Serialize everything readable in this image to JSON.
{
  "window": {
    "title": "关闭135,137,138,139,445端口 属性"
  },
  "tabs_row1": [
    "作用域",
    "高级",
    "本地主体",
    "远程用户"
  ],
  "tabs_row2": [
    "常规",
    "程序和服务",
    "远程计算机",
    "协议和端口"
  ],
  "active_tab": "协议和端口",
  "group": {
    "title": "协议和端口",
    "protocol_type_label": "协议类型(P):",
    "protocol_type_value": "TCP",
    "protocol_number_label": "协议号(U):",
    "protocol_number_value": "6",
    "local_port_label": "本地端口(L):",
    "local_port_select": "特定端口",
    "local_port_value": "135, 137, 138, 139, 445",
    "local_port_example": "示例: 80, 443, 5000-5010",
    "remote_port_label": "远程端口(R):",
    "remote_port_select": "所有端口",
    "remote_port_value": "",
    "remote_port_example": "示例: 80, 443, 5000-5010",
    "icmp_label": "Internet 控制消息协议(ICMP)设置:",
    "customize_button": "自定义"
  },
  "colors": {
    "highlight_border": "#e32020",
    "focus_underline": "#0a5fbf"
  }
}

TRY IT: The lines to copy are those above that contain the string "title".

SOLUTION BELOW:
    "title": "关闭135,137,138,139,445端口 属性"
    "title": "协议和端口",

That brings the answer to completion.